“There’s usually one perfect spot where you can see the whole city and then I imagine myself either in a helicopter or as an eagle, flying around and I actually physically walk every inch of the city, sometimes going back and looking at a building over and over and over again until I get it exactly right…this takes two or three years,” Fiedler says in her promotional video. She wants her piece to stay in the Vancouver community – ideally on public display – and is seeking a buyer for the piece who feels as strongly as she does.
The tapestry will be on display from Friday, August 29 to Saturday, August 30, 2014, 12:00-5:00pm at the Mainspace Community Gallery with access via the grunt gallery, located at 116-350 East 2nd Avenue, Vancouver, B.C.
The Opening Reception coincides with the grunt gallery’s 30th Anniversary Party on Thursday, August 28, 6:30-8:30pm. There will be an artist’s talk on Saturday, August 30 at 1:00pm.
Using yarn from recycled sweaters, Fiedler meticulously weaves large-scale cityscapes in pinpoint detail, from the number of floors in a building to the colour of the trees and water. She is best known for her tapestry tributes to the cities that have hosted Olympic Games, including Salt Lake City, Utah in 2002, and Sydney, Australia in 2000. Her work captures the architectural elements and spirit of each city at that moment in time.

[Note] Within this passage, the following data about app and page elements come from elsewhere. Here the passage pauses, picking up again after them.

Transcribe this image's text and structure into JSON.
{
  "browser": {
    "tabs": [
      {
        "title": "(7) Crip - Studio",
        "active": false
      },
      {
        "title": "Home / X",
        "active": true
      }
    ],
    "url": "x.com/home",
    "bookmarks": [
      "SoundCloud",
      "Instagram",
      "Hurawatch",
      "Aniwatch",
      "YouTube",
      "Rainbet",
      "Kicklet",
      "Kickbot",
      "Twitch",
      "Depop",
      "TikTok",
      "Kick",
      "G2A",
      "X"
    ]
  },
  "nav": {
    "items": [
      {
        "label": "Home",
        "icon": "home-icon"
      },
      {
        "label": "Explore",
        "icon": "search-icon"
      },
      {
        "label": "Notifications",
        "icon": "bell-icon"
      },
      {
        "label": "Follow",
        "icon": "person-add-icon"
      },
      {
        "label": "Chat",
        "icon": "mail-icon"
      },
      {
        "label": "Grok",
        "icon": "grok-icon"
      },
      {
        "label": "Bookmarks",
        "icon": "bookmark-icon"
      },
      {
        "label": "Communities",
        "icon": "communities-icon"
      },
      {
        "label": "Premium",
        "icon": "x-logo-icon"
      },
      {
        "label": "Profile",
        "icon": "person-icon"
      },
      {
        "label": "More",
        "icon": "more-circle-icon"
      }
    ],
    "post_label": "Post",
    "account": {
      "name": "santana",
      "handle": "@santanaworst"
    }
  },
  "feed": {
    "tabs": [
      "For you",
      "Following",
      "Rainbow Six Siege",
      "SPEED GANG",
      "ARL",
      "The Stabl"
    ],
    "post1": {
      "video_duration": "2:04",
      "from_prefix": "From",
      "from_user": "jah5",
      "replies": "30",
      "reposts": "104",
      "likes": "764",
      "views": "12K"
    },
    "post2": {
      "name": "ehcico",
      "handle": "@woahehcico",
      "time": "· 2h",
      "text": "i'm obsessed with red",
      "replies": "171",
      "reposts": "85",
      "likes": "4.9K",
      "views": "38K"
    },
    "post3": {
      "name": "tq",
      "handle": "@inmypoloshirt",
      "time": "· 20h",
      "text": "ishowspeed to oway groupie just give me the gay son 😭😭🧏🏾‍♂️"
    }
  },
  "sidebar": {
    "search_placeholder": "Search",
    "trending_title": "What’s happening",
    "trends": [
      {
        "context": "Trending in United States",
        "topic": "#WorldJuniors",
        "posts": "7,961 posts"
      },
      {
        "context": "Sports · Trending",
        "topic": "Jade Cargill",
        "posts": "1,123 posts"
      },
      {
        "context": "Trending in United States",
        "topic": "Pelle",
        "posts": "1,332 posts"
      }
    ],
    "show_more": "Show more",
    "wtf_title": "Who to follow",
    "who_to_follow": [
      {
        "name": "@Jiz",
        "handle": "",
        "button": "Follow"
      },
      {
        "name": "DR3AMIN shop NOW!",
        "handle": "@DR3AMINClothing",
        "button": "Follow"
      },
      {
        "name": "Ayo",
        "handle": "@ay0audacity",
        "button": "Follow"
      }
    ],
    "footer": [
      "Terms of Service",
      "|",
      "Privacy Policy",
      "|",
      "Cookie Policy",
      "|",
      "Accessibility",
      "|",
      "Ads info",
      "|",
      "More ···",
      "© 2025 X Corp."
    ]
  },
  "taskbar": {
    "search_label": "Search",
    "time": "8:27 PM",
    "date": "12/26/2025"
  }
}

Fiedler grew up in London during and after World War II, when recycling played a fundamental role in daily life. Since winning a prize in 1973 for Best Fibre Art in Vancouver, B.C., her work has been collected by notable corporations and individuals including Crown Zellerbach, Woodward’s, the CIBC, UBC, CBC, and Jim Pattison. Fiedler has exhibited in numerous galleries across North America. Her work is more relevant than ever today, as young artisans worldwide claim craft traditions like weaving as their own. Fiedler currently lives in Vancouver, B.C.